» Task description
State the count of lines below in which the word "Холостой" appears, and add nothing.

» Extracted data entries

───

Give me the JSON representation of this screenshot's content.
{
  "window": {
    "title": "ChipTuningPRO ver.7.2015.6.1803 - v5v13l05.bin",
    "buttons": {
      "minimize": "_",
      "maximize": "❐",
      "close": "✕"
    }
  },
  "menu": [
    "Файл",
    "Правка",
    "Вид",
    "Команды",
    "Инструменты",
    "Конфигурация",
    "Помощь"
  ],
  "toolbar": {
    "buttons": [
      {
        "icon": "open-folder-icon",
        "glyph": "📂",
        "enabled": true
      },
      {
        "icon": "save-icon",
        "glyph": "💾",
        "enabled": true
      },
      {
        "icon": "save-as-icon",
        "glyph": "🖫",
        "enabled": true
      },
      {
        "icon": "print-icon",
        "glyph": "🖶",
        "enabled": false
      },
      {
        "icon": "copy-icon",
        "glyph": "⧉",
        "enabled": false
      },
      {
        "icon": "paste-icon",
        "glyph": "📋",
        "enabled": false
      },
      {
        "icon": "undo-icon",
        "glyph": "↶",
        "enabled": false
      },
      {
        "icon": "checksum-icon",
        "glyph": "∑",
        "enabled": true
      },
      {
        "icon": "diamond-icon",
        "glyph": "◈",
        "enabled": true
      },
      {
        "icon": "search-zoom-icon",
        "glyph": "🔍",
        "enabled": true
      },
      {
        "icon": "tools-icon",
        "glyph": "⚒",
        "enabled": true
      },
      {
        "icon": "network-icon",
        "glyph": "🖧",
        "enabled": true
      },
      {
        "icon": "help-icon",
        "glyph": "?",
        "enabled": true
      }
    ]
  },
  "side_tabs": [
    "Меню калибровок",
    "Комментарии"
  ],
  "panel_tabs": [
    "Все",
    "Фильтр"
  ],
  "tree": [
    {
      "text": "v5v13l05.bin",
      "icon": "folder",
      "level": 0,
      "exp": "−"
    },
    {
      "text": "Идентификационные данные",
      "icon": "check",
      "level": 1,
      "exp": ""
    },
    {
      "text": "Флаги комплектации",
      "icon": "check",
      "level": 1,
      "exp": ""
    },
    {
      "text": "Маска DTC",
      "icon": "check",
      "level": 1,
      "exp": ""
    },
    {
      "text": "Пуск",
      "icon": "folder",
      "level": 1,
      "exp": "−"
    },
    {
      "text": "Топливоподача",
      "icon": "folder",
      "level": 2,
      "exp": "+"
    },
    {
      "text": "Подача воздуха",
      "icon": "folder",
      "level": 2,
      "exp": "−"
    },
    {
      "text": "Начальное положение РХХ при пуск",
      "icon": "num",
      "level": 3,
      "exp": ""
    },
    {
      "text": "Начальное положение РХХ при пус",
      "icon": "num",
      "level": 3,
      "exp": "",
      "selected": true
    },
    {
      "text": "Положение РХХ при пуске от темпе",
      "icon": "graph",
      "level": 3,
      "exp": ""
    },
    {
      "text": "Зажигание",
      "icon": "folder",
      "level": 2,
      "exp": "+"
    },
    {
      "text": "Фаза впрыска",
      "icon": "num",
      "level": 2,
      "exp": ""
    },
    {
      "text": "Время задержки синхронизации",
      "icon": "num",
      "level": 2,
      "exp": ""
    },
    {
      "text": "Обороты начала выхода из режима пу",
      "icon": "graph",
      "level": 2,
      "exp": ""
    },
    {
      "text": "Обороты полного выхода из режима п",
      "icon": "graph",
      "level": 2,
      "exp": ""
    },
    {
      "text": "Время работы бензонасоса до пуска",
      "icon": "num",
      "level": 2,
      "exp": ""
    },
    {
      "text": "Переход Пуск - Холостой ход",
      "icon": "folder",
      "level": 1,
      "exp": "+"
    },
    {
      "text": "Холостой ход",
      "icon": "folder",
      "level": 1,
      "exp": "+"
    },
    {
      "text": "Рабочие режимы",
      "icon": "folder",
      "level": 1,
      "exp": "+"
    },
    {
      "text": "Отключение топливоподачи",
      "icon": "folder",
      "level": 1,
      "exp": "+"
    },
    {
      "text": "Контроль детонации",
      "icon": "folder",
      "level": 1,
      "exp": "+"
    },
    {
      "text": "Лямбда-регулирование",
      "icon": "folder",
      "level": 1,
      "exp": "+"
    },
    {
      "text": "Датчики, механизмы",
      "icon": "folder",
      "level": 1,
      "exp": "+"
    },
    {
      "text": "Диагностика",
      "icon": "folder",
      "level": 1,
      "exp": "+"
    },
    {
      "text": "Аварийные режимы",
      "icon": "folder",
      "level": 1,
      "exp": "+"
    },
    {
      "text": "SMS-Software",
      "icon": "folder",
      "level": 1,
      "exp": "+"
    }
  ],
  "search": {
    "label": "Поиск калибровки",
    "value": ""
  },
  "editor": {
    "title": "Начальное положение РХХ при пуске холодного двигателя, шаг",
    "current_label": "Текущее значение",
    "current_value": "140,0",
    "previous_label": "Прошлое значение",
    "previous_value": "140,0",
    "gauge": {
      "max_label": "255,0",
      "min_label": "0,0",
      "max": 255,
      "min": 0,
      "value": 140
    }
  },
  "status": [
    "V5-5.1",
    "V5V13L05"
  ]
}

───

» Solved exercise
2